As we observed in the profile of Merab’s younger sister, Michal, both of these girls were the first princesses of Israel because their father, Saul, was the first King. Before Saul gave Michal to David, he first promised to give him Merab if David served him bravely and fought the battles of Israel. David did exactly that, but jealousy caused Saul not to keep his promise. Instead of giving Merab to David, he gave her to Adriel of Meholah to marry. You can read all about this in 1 Samuel (14:49; 18:17, 19). Adriel and Merab had five sons together, but unfortunately these sons were killed by the Gibeonites as revenge for what Saul had done to them (2 Samuel 21:8-9).
This is all the Scripture that we have on Merab, the oldest daughter of Saul. We don’t know how she reacted to her father’s broken promise about her marrying the future king of Israel. We don’t know how she handled the horrible green-eyed monster that her father became in his obsessive pursuit to get rid of David. We don’t know how she reacted to the deaths of her father and brother, Jonathan, at the hands of the Philistines. We don’t know how she dealt with the horrible deaths of her five sons (although, some believe that she died young and was not around when this happened). Whatever the case, if the musical Annie had been around back then, I’m almost certain Merab would have readily sang ‘it’s a hard-knock life for me!”
1. Merab had a tragedy-filled life. We can only hope that Merab was leaning on God and gained strength from Him while she was being hit with tragedy after tragedy. Like her sister Michal, much of life was unfair to Merab. We noted in Michal’s profile that Michal allowed the unfair treatment she experienced to make her bitter, but we don’t know if Merab did the same. Like Merab, people may break promises that they make to us. People who we think we know well may fall into behavior that makes them complete strangers. Close family members and friends may die in horrible ways. Will we let these unplanned and unwanted experiences make us bitter and angry at life, God, and others? Or will we pray like David, “In you, Lord my God, I put my trust,” even when we don’t understand why everything in our life is going wrong?
When tragedy strikes, we must trust in God. No one who hopes in Him will ever be forgotten or ignored. We must remember that God is good and even when things are not good, we must trust that He is working everything out for our good. Our soul must believe in His unfailing love. Our heart must rejoice in His salvation.
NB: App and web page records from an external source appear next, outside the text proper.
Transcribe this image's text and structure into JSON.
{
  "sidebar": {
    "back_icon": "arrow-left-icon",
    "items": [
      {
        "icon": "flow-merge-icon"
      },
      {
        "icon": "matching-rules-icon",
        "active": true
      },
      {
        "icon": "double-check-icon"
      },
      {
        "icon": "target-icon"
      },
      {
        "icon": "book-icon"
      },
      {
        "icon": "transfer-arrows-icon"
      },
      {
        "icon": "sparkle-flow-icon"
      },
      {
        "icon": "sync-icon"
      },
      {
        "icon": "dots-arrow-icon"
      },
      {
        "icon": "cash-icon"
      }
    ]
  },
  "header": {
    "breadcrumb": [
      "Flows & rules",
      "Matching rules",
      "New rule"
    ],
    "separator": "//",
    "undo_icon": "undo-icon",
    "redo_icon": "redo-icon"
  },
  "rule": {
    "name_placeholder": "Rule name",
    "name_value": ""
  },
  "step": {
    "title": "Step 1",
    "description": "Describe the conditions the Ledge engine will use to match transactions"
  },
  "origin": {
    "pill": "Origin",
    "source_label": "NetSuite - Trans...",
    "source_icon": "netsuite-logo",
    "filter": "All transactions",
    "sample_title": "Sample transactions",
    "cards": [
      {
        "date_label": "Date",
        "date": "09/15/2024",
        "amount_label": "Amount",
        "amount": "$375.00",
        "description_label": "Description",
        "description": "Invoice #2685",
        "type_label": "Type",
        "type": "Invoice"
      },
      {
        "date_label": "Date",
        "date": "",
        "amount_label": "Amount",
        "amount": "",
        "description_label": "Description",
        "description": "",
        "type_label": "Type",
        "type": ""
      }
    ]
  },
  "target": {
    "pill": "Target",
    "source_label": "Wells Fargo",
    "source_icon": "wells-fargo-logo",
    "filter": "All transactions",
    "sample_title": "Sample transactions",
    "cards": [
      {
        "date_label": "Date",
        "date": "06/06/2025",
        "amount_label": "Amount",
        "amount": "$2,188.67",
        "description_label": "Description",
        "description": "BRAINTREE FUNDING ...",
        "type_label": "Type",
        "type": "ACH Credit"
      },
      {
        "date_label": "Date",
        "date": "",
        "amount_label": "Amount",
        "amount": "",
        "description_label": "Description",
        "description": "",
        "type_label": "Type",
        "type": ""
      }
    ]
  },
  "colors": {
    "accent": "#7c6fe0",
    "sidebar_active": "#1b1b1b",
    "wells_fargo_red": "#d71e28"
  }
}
Our spirit must sing His praise.
Instead of tragedy pushing us further away from God, may it teach us more about Him and bring us closer to Him. May problems allow us to see His path more clearly. May worries reveal His ways.